Some states are attempting to educate interested parties on smart-growth issues. The Maryland Office of Planning offers a 15-hour course for planning-commission members that also is open to real estate professionals, developers, and others. The course teaches participants how to implement local comprehensive planning and growth-management programs. It also covers agricultural and historic preservation, environmental protection, and infrastructure use.
The real estate community is educating its own as well. A National Association of Realtors advisory group formed to study growth-management issues conducted public opinion surveys and focus groups and developed a blueprint for action on growth issues.
The initiative encourages real estate professionals to become active in local land-use planning guided by five principles: provide housing opportunity and choice; build better communities that include affordable housing, good schools, and efficient transportation; protect the environment by recognizing the importance of local decision-making, private-property rights, and the value of a healthy economic sector; protect private-property rights; and implement fair public-sector fiscal measures.
NAR plans to create an outreach training program on growth-management issues to provide local and state associations with information and training on land-use issues.
“The real estate industry in general needs to work toward local and regional consensus,” says Ron Myles, CCIM, a broker with Realty International in Denver. Myles, who chaired the advisory group, adds, “We have to be extremely sensitive to what the public thinks and work with local officials as well.”

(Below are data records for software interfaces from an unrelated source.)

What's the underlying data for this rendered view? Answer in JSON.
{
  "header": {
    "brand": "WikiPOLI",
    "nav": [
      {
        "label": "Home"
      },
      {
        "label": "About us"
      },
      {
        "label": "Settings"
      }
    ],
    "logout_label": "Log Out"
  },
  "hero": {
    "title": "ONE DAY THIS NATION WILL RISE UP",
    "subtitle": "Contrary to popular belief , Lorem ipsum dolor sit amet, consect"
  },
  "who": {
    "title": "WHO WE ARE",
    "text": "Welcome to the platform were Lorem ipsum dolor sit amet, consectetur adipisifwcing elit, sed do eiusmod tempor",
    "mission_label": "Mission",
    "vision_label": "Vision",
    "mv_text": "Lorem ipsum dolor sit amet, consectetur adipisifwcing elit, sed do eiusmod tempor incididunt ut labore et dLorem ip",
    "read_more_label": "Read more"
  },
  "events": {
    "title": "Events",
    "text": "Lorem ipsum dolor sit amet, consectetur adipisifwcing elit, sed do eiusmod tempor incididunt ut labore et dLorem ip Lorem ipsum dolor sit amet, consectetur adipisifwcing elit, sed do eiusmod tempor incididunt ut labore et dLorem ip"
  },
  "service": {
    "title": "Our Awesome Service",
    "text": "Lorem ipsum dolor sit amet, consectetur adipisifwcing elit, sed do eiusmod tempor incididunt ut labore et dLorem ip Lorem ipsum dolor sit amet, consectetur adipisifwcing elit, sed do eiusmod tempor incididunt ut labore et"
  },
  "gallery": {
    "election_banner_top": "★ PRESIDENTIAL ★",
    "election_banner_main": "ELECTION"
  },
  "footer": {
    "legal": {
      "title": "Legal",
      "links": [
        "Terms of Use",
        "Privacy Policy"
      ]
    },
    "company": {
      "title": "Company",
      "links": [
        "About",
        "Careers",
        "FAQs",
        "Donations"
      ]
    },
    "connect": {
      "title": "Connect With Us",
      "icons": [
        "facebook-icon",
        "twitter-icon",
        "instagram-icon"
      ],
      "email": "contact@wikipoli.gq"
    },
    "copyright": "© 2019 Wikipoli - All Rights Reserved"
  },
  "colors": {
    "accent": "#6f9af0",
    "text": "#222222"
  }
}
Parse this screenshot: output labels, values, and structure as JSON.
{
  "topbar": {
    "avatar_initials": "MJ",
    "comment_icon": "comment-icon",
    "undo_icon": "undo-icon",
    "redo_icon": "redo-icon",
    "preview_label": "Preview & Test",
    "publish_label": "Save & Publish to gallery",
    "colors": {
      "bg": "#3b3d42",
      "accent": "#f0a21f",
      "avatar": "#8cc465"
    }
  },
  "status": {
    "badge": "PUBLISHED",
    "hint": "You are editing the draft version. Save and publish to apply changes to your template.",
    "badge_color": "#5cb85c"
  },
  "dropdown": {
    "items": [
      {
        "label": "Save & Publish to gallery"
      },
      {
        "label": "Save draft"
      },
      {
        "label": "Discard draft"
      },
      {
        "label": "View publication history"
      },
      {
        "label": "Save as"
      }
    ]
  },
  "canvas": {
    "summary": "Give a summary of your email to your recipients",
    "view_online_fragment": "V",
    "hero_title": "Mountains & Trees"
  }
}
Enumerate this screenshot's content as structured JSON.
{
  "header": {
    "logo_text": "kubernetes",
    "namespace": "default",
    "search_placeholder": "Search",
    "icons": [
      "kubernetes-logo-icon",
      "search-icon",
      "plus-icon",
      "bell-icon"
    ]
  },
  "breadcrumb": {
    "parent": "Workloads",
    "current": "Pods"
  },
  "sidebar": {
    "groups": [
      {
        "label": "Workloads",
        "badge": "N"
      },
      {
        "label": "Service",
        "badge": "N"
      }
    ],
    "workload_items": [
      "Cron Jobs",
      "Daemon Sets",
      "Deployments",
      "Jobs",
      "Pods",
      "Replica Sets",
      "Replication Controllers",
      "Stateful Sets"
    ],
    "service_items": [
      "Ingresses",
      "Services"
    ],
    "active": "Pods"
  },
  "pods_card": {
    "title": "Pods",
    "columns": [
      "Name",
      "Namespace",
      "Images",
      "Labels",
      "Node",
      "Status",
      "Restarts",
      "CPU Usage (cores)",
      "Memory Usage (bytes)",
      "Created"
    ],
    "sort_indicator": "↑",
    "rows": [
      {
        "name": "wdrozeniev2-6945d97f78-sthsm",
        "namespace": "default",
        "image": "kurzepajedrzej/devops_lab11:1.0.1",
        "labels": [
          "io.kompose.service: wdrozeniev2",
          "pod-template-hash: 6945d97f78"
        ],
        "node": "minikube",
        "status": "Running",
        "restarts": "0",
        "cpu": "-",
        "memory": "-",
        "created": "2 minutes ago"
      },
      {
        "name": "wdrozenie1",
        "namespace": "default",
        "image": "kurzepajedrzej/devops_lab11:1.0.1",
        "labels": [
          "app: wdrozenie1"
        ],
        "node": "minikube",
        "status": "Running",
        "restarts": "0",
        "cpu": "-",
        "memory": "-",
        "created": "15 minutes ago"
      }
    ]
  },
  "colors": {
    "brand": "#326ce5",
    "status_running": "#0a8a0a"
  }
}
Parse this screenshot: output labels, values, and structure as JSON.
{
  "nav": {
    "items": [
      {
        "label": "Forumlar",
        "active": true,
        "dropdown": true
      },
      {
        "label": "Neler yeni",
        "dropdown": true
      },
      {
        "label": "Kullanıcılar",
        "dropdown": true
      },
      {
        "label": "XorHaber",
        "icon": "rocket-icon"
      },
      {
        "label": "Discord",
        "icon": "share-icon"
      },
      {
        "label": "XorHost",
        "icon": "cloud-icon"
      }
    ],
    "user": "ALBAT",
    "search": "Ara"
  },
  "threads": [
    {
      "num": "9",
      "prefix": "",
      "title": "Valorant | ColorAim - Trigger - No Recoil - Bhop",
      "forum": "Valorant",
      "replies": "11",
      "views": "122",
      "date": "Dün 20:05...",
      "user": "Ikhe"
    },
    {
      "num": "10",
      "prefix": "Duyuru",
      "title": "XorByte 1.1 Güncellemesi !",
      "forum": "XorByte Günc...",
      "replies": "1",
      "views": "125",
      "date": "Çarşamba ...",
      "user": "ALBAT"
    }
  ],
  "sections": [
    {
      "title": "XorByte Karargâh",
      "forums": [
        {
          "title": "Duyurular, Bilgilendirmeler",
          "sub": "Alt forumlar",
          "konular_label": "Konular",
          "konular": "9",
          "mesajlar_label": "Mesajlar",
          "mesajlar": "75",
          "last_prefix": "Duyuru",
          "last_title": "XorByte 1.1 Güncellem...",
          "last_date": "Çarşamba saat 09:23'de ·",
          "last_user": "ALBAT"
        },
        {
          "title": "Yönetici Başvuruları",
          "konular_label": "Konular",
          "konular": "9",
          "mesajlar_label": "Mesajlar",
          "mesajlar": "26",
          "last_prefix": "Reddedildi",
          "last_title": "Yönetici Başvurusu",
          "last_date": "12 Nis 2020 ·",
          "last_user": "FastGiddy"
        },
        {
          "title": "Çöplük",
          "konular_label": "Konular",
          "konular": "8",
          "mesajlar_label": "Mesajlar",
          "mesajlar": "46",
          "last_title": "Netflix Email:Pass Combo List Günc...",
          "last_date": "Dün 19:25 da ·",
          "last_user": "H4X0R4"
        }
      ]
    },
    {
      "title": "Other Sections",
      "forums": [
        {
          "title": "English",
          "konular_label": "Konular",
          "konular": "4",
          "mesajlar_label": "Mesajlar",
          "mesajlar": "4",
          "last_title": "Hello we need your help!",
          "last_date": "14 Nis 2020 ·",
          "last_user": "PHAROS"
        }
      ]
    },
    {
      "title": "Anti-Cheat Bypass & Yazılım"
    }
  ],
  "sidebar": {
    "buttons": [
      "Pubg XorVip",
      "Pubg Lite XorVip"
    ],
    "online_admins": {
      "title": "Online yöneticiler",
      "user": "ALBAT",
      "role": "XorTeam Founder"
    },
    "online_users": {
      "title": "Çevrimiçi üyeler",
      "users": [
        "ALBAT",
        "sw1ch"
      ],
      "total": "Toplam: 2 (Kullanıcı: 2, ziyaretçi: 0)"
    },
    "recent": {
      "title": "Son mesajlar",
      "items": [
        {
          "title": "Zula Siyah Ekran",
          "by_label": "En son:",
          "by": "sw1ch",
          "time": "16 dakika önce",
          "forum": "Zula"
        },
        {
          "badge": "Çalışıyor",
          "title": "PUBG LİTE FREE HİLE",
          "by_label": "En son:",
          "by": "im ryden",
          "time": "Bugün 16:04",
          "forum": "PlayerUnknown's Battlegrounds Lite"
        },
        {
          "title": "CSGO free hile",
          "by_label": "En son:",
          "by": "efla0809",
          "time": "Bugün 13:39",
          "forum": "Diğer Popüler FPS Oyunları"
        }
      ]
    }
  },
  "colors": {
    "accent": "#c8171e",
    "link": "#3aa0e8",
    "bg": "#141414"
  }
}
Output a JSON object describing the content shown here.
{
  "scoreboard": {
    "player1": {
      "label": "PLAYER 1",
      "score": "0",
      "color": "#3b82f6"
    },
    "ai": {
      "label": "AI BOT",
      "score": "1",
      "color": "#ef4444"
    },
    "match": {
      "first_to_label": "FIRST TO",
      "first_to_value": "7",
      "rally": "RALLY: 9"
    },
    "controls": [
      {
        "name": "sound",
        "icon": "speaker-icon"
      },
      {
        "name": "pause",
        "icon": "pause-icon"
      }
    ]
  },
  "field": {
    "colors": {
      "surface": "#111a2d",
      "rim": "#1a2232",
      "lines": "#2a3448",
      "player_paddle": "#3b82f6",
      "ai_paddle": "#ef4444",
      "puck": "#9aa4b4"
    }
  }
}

Although Vice President Al Gore has positioned smart growth in the national spotlight, those on all sides of the issue concur that the most workable solutions will come at the local and regional levels. “Every area has its own unique characteristics and concerns,” Myles says. “For some, it's congestion and heavy traffic; for others it's open space and greenfields.”
Smart growth doesn't necessarily rule out new development away from urban core areas. A number of new master-planned communities around the country meet smart-growth goals. Orenco Station near Portland mixes a variety of housing types with office and retail uses. The community is linked to downtown Portland by a light-rail system. Civano, a new community on the southeast edge of Tucson, Ariz., will include houses and apartments as well as commercial, retail, and light industrial uses. It also aims to place half of its population and two-thirds of its jobs within a five-minute walk of its town center.
Prairie Crossing, an upscale development in Grayslake, Ill., 40 miles northwest of Chicago, was built as a conservation community. Homes are clustered on small lots, but the development contains 450 acres of open space and abuts a 2,500-acre nature reserve. However, in an effort to adhere to high-density planning, developers proposed a cluster of 141 townhomes around the nearby train station. Grayslake said the addition was too dense and would permit no more than 45 new units.
Smart-growth opportunities may take some work. “It takes a lot of patience and stamina to go through this process,” Knight says.
On the other hand, Vallera says, “If you're working in a community that does not openly embrace new development or redevelopment, if you do have a project that does conform to smart-growth concepts, it gives you a solid leg to stand on.
Infill development, in particular, holds a lot of potential, Myles says. “There are lots of opportunities in commercial areas, where our expertise is needed to do turnarounds. There are solutions that we can offer, but we've got to get engaged,” he says. “If you don't monitor what's going on, and [you] wait until it's in the newspapers, it's going to be too late.”